The company conducted a limited trial in New York City, its headquarters, limiting usage to businesses near American Express and to the company’s cafeteria, which “gives our employees a chance to test the product,” he said.
Consumers quizzed in a 2003 research study gave ExpressPay “a score of 6.7 which, in new product development, is very high,” said Mr. Bonalle.
“On the merchant side, a time and motion study in our own cafeteria showed that ExpressPay took less than half the time as a cash transaction did.”
Merchant Business Case for Contactless Payments
“Time is money for merchants,” said Mr. Deshmukh of Axalto. “The faster you can get your customers through the transaction process, the more you make.”
He called it a “win, win, win for all: an increase in sales, convenience for customers, and savings in cash-handling.”
Segments likely to benefit most from contactless include fast foot restaurants, convenience stores, gas stations, parking, video rentals, movie theaters, drive-through drug stores, vending machines, and ticket kiosks.
He laid out a business model assuming a fast food restaurant with four POS registers, doing 60 transactions an hour, with an average ticket price of $5, fewer than 15% contactless transactions and open just 10 hours a day. The basic first year up-front costs for the merchant would be $1,000 to $1,500 to cover the terminals, employee training and maintenance.

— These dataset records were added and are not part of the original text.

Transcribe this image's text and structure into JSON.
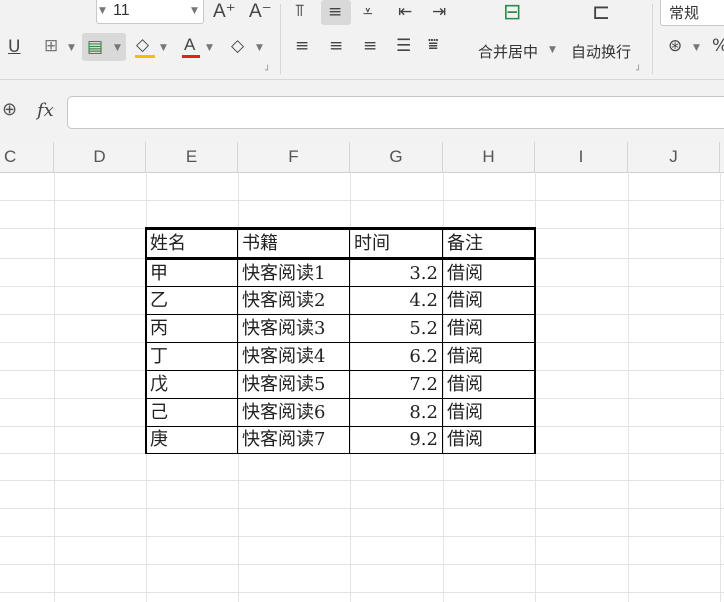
{
  "toolbar": {
    "font_size": "11",
    "merge_center_label": "合并居中",
    "wrap_text_label": "自动换行",
    "number_format": "常规",
    "font_grow_icon": "A⁺",
    "font_shrink_icon": "A⁻"
  },
  "formula_bar": {
    "fx_label": "fx",
    "value": ""
  },
  "columns": [
    "C",
    "D",
    "E",
    "F",
    "G",
    "H",
    "I",
    "J"
  ],
  "table": {
    "headers": [
      "姓名",
      "书籍",
      "时间",
      "备注"
    ],
    "rows": [
      [
        "甲",
        "快客阅读1",
        "3.2",
        "借阅"
      ],
      [
        "乙",
        "快客阅读2",
        "4.2",
        "借阅"
      ],
      [
        "丙",
        "快客阅读3",
        "5.2",
        "借阅"
      ],
      [
        "丁",
        "快客阅读4",
        "6.2",
        "借阅"
      ],
      [
        "戊",
        "快客阅读5",
        "7.2",
        "借阅"
      ],
      [
        "己",
        "快客阅读6",
        "8.2",
        "借阅"
      ],
      [
        "庚",
        "快客阅读7",
        "9.2",
        "借阅"
      ]
    ]
  },
  "colors": {
    "font_color_underline": "#e02020",
    "fill_color_underline": "#f0c000"
  }
}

With contactless in play, he said, the hourly transactions would jump to 62 and the average sale to $5.75. In a year that would equal about $55,600 additional revenue, he said.
Mr. Khan, of ViVOtech, manufacturer of contactless readers, discussed how a merchant could implement contactless technology.
“The good news is that all these programs–ExpressPay, PayPass, etc.–are designed to leverage existing infrastructure, which would allow use of existing POS systems,” he said.
“These readers, either add-on or integrated, will read any other contactless card as long as it complies with the ISO standard,” he added.
As to merchant strategy: “Based on what we have seen,” said Mr. Khan, “contactless payment is ideal for those with long lines. What we are seeing is a broad level of acceptance from many merchants. ViVOtech has been shipping large quantities of readers that shows the market is already moving in that direction.”
About the event
The conference was a live version of a report the alliance issued a couple months ago, “Contactless Payments: Delivering Merchant and Consumer Benefits,” the same name for the teleconference.
While 125 registered, 85 actually participated, said SCA Executive Director Randy Vanderhoof. “Roughly 25% were media; another 25% were alliance members; and 50% were people outside the alliance,” he said. In addition, there were about 15 international registrants.
This was the alliance’s third SmartTalk conference. One dealt with smart cards for secure identification and the other with privacy. Another will probably be held towards the end of this year, said Mr. Vanderhoof.
“The purpose of the conference was to provide access to the information that the alliance has developed through the Terminal and E-Transaction Infrastructure Task Force. We wanted to give the marketplace updated info because contactless payments is such a hot topic.”